After arriving I had hauled my kayak a considerable distance to the water sports dock, which was much too high to launch from. So I loaded Icarus then slid her down into the water, jumped in after her, inserted myself upside down into the cockpit, and rolled upright.
Addressing my spectators above I said "That's how it's done."
I passed a double masted sailboat tacking into the wind. I liked that. It seems most of the sailboats I see turn their motors on and take down their sails when headwinds come.
About half an hour later I heard a motor. I turned around and saw a dinghy rushing towards me. When they were close enough I said hello and smiled.
There were two men on the dinghy, a crewman in a white uniform and a middle aged fellow in casual clothing, probably part of the party chartering the yacht and crew.
The sailboat stood still in the distance with sails down.
"Are you okay?" the fellow asked. "We thought maybe you were in distress."
Maybe they saw me waving my nalgene around trying to break up a chia slug.* I about a mile from land heading towards a peninsula.
"I appreciate the thought, but I'm fine. Thank you though."
After that there wasn't much more to say. They asked me if I was okay again and I told them about the blog and gave a goodbye roll as I pulled away.
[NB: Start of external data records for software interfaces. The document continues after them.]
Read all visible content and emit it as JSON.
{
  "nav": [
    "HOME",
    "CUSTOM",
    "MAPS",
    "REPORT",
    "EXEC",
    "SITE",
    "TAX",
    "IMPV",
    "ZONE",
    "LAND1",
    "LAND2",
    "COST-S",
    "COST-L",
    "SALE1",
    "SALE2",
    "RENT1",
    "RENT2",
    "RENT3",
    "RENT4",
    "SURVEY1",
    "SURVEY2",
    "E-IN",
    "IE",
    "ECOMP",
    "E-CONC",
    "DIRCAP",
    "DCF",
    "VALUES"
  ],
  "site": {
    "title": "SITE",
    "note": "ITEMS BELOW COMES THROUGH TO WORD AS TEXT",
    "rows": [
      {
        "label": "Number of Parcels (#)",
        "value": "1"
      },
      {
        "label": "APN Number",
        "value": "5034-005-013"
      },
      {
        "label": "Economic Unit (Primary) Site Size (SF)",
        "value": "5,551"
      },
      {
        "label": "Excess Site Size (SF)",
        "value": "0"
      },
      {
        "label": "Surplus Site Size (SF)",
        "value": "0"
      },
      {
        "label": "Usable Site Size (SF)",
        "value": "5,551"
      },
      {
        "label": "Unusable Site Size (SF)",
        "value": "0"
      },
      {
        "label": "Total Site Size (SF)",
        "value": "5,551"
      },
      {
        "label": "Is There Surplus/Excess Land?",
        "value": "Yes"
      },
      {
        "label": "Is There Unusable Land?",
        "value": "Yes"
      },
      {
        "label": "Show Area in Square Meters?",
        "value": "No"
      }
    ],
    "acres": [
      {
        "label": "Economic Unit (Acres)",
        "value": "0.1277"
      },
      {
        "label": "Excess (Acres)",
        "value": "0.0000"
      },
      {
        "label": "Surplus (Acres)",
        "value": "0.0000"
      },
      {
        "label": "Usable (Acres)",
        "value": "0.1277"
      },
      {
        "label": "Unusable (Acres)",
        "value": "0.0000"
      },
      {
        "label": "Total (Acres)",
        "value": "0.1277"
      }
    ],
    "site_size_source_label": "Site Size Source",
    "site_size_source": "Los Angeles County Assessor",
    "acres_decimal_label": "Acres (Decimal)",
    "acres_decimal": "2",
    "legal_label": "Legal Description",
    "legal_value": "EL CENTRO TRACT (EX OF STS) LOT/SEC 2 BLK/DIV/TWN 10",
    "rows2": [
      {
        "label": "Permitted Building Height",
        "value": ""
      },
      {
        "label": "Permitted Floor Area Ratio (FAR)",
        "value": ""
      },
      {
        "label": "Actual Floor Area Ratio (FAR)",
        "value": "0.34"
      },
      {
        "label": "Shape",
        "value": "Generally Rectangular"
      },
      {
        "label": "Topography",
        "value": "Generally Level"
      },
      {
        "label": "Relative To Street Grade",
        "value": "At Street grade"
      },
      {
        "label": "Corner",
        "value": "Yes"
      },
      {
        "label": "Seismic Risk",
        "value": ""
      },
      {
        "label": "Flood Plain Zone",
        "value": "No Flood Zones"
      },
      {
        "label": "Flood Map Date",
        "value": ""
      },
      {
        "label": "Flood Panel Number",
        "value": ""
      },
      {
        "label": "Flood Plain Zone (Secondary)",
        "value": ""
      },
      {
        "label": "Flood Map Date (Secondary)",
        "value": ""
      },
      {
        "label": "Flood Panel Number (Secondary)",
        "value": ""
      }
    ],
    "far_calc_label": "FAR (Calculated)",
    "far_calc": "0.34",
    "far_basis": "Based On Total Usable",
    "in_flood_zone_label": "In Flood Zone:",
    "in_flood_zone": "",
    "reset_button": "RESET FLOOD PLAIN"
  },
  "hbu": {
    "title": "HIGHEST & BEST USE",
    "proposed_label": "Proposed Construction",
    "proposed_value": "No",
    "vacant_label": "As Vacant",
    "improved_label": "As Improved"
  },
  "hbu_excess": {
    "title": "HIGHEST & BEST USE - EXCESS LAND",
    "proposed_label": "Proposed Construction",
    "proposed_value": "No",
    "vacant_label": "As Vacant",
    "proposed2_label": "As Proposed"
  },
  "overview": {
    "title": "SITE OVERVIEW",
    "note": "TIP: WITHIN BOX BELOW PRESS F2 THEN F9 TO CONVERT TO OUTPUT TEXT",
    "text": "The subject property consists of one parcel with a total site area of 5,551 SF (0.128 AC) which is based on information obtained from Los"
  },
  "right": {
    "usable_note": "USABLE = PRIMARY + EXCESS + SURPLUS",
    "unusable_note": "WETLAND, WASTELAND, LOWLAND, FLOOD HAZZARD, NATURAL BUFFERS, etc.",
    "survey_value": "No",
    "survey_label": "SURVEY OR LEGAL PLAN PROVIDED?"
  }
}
As soon as I landed in port I found myself talking to kayakers from BC. Apparently I'm in a popular kayaking destination. A local outfitter, Bougainville, invited me to stay in their hotel. They also take groups scuba diving, canyoning and climbing.
Friday I went to the police office to get my passport stamped. I was only a little worried that they'd throw me in jail, but I told them I spoke to the embassy [four years ago] and they told me I would be fine. I also told them I just paddled over from the Greek islands. There are a handful of Greek islands within a few miles off the coast here, and I could have arrived in Turkey today from Greece by kayak.
The best way for me to get a visa was to fill out the form online.
I submitted my email address firstname.lastname@example.org and the visa was emailed to me. I logged onto my personal email account, where the kayakdov address forwards to and waited for the visa.
The police saw this and wanted to know why I lied about me email address. I tried to explain about the automatic forwarding, but they wouldn't understand. The matter was made worse by the visa not coming.
I filled out the form again, and the second time it worked. I got my visa. My passport was stamped and I'm now in Turkey legally. If Greek prison is bad, then I don't even want to think about Turkish prison, so it's nice that for the moment I'm not breaking any laws.
I was unable to find a waterproof camera here in Kaş.
* Sometimes chia seeds don't coagulate with the water but coalesce into gobs, or chia slugs.
Nautical miles paddled: 15
Current location: 36.199008,29.64029